The company said the investment will help facilitate more regulatory approvals in international markets.

The company's InfectID diagnostic technology is already cleared for distribution and use in Europe and the UK, with approval in India and South America expected by the end of 2022, and approval by the Australian TGA expected in 2023.

The company said the capital raised will also assist in facilitating market entry into these jurisdictions.

Microbio CEO Paul Carboon said the latest capital raise saw existing and new investors show strong support for the company's bloodstream infection tests.

“In addition to welcoming several significant new investors, our existing investors also reaffirmed their belief in how Microbio is progressing and topped up their investment in the company,” said Mr Carboon.

“We have seen a lot of support from investors including CJ3 Capital, many of whom may wish to take an even bigger stake in the company, and we will factor in their interest when considering any future capital raise.”

The company said the next investment round is expected in 2023 with a target of raising around $10 million.

It will be aimed at gaining regulatory clearance, entering further international markets including the US, expanding International sales and distribution partnerships and onshoring manufacturing processes.

InfectID-BSI is an in vitro diagnostic test that can improve patient outcomes by telling clinicians within three hours of taking a blood sample which infection to treat.

The current ‘gold standard’ method to identify the causative pathogen is a slow, two-step blood culturing and identification process. This process usually takes between 12 hours and seven days and has limited sensitivity.
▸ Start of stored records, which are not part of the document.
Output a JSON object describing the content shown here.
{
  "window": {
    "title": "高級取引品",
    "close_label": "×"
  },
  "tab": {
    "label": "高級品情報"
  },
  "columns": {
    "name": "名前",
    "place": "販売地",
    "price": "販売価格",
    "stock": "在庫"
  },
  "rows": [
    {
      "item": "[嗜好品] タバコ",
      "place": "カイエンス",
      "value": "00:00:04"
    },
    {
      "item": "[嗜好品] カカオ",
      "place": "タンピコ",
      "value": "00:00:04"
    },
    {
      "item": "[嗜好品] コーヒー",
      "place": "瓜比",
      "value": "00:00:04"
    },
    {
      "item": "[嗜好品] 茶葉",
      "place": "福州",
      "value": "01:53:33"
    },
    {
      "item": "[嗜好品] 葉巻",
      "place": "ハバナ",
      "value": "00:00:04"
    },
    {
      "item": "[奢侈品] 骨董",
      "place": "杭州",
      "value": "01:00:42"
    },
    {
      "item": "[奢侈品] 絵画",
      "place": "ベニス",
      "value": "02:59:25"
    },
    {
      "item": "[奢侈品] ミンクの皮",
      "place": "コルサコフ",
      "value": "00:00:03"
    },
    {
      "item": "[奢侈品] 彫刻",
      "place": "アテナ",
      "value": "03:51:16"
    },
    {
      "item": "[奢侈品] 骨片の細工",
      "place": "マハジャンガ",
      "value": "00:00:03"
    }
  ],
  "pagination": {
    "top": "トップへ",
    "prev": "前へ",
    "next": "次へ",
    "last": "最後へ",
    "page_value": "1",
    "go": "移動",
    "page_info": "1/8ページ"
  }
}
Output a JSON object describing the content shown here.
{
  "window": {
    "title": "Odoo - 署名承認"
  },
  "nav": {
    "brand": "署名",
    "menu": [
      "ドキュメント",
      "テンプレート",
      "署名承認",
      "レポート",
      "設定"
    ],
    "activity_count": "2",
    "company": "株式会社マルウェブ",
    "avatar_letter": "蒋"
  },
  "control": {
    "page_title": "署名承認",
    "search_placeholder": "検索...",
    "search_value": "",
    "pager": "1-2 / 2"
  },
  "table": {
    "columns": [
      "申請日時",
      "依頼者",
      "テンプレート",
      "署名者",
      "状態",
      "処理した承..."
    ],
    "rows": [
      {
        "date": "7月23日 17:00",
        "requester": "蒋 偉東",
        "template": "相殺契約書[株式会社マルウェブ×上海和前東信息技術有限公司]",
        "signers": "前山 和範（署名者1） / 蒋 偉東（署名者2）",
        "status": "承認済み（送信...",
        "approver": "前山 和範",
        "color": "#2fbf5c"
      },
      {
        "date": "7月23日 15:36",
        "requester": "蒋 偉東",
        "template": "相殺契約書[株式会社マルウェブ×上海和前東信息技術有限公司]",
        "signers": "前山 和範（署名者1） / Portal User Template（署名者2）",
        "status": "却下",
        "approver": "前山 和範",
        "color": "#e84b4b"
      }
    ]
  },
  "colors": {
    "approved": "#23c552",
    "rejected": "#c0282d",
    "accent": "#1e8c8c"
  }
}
“InfectID-BSI provides the potential for early bloodstream infection and sepsis diagnosis and therefore earlier use of optimal antimicrobials, which is likely to reduce the length of hospital stays and healthcare costs.

“We are excited that commercialisation is now on the horizon and that we are a step closer to providing this powerful diagnostic tool to clinicians across the globe,” added Mr Carboon.